[What is expected]:
Pick every line from the data below that contains the string "JSON" and copy it.

[Dataset entries]:
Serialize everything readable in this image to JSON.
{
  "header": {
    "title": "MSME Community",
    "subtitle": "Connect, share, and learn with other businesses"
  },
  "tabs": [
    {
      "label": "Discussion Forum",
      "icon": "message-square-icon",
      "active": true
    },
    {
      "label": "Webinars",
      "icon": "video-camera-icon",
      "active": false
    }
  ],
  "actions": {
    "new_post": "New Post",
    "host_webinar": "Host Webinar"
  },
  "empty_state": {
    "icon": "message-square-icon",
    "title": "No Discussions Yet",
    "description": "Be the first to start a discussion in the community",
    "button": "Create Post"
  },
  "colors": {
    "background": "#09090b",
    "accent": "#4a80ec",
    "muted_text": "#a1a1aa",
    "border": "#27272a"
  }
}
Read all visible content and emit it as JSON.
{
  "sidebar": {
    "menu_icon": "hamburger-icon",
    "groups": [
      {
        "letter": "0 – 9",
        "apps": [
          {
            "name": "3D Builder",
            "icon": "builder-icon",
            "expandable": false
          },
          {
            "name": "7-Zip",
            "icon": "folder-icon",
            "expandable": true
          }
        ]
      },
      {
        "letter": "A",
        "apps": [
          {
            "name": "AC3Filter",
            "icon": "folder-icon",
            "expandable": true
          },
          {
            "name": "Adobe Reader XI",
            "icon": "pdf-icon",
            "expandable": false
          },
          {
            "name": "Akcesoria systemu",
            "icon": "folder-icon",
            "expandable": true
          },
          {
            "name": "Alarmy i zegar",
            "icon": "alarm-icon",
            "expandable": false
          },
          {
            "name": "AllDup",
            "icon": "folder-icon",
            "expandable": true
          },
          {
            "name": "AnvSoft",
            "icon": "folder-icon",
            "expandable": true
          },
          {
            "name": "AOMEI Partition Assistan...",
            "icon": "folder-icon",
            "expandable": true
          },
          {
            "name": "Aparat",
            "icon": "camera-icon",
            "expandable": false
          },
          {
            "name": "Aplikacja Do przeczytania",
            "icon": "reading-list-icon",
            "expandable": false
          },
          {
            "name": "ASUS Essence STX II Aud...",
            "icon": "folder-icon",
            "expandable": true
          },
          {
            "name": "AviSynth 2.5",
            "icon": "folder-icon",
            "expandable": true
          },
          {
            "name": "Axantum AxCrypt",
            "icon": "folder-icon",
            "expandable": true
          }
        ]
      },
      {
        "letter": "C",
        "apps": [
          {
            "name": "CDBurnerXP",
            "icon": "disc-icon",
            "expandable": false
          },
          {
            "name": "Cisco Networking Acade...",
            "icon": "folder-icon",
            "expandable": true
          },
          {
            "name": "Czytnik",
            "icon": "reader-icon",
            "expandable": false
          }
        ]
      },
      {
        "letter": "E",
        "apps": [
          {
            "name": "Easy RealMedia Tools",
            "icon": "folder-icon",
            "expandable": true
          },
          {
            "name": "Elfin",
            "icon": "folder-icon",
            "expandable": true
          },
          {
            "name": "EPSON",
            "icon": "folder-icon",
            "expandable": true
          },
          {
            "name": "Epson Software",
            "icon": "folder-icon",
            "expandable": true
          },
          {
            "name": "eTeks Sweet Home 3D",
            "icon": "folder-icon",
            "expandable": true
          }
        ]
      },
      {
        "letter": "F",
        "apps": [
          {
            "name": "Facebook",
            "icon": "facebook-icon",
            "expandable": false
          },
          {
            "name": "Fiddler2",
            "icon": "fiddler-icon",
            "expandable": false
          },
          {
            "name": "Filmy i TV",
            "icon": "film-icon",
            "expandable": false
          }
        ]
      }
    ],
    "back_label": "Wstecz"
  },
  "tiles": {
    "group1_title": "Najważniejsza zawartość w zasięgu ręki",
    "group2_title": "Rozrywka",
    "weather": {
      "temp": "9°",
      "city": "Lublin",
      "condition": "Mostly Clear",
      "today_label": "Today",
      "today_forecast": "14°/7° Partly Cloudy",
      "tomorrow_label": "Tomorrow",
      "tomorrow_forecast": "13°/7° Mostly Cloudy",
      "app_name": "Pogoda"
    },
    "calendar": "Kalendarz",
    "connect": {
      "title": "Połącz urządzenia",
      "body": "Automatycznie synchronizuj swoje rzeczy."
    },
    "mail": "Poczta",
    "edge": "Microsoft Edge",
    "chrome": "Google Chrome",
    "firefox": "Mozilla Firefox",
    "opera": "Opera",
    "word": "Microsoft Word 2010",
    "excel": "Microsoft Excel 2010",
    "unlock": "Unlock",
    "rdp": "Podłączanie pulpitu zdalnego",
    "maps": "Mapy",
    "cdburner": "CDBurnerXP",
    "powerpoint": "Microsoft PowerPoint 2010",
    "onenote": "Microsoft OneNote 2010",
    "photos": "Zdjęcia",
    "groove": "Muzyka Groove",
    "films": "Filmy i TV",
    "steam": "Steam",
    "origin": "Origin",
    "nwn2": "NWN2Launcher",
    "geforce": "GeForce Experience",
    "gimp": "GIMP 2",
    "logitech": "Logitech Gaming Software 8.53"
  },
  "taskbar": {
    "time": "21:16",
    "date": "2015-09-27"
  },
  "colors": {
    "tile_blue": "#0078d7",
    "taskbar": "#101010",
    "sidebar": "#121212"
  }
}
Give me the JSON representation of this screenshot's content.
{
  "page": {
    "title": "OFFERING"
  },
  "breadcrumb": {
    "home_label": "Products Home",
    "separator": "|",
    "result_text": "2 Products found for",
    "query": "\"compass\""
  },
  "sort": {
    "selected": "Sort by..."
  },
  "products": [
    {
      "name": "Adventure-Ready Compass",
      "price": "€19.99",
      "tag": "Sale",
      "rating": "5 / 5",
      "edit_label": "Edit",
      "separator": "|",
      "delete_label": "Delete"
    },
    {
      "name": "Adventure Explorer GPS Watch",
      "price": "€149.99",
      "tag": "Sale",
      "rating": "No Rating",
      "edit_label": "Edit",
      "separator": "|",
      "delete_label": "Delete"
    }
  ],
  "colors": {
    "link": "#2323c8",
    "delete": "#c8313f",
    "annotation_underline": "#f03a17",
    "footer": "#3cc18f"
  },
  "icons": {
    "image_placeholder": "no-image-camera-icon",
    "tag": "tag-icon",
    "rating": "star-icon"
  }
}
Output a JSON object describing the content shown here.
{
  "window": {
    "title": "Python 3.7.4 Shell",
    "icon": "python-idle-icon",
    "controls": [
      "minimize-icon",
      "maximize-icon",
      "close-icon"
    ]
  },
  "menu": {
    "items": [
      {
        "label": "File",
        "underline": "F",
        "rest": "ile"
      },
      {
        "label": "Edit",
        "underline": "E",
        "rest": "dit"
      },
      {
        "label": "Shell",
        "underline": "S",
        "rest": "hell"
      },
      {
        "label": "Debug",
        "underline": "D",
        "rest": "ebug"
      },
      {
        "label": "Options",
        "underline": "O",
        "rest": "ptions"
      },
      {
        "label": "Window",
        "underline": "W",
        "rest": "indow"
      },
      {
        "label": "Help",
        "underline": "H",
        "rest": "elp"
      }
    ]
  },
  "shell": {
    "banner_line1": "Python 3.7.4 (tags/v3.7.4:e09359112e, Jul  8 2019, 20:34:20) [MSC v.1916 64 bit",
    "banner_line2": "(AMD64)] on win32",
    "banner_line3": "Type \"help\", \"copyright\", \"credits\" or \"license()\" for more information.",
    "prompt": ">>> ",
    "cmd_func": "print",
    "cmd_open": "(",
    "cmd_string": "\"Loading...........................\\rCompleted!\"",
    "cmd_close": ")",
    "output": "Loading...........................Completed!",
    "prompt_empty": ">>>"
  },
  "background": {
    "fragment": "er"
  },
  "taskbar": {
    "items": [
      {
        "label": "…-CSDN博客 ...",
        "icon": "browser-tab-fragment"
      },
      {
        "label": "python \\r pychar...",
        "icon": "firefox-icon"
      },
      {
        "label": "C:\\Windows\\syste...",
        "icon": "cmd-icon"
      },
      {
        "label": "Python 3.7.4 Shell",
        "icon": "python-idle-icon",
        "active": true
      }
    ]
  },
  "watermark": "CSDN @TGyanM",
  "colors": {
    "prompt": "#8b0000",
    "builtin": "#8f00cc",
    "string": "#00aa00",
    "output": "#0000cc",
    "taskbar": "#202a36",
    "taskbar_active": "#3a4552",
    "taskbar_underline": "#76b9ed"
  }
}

[Response area]:
Serialize everything readable in this image to JSON.
Read all visible content and emit it as JSON.
Give me the JSON representation of this screenshot's content.
Output a JSON object describing the content shown here.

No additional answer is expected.